TASK DIRECTIONS: Where in the listing does the word "grid" appear? Report each line that holds it.

STORED DATA:
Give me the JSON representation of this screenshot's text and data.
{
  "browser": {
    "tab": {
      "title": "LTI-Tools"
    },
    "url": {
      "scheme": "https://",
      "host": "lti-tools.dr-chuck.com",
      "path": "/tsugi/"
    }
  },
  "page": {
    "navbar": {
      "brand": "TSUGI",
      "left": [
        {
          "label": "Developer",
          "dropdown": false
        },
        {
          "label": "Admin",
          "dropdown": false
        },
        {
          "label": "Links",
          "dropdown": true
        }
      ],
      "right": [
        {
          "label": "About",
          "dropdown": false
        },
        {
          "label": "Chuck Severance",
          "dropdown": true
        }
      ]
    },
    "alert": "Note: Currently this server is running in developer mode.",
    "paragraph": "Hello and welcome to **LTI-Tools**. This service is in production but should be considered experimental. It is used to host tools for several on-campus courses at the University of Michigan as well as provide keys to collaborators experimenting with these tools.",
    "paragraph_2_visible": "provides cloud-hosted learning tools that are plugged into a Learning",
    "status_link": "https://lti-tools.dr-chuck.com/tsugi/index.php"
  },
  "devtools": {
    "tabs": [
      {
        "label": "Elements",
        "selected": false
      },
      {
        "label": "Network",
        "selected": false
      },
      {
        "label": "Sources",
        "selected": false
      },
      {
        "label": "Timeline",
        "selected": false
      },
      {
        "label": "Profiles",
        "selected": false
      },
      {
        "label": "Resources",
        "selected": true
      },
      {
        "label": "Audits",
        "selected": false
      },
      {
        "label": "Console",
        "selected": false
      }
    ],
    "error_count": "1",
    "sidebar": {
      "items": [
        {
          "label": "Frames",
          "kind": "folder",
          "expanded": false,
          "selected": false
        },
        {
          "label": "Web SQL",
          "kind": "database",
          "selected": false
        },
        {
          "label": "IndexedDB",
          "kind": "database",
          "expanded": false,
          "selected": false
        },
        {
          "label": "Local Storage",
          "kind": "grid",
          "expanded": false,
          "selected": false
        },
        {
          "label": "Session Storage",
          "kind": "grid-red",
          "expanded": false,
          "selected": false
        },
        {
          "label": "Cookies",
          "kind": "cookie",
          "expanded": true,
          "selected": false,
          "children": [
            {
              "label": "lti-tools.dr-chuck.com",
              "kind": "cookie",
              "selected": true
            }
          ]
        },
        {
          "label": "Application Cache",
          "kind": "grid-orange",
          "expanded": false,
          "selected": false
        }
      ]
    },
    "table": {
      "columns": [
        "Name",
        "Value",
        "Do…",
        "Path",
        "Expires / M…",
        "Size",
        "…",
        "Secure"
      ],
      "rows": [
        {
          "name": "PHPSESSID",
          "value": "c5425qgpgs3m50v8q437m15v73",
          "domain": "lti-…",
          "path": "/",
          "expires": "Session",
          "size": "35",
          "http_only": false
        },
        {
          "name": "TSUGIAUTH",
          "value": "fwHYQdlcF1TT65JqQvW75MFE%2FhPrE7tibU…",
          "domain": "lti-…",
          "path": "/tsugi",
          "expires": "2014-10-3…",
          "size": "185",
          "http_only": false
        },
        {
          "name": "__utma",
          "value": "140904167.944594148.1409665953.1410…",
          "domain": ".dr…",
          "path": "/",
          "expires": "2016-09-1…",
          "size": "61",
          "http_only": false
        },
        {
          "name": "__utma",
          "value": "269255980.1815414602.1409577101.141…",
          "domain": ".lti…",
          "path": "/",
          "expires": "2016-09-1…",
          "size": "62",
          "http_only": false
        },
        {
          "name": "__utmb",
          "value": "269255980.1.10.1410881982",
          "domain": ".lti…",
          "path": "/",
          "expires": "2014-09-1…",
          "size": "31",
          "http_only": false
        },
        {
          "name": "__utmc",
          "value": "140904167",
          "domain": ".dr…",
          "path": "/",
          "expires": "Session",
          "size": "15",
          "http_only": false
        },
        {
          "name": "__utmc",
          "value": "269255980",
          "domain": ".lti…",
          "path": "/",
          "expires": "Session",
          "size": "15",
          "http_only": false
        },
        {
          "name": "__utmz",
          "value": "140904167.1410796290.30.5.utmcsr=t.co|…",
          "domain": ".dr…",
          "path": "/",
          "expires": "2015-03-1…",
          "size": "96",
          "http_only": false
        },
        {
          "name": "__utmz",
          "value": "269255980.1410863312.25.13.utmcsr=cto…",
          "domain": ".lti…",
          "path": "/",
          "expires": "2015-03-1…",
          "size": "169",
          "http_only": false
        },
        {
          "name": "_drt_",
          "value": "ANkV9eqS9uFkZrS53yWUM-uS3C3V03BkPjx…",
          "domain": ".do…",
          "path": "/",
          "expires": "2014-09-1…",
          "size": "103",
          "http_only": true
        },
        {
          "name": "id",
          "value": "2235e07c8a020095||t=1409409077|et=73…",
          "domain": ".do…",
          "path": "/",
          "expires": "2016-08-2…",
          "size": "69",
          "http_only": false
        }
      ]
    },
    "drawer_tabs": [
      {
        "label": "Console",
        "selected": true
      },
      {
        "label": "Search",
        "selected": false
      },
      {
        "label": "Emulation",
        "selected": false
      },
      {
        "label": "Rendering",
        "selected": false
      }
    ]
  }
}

SOLUTION TO THIS EXERCISE:
          "kind": "grid",
          "kind": "grid-red",
          "kind": "grid-orange",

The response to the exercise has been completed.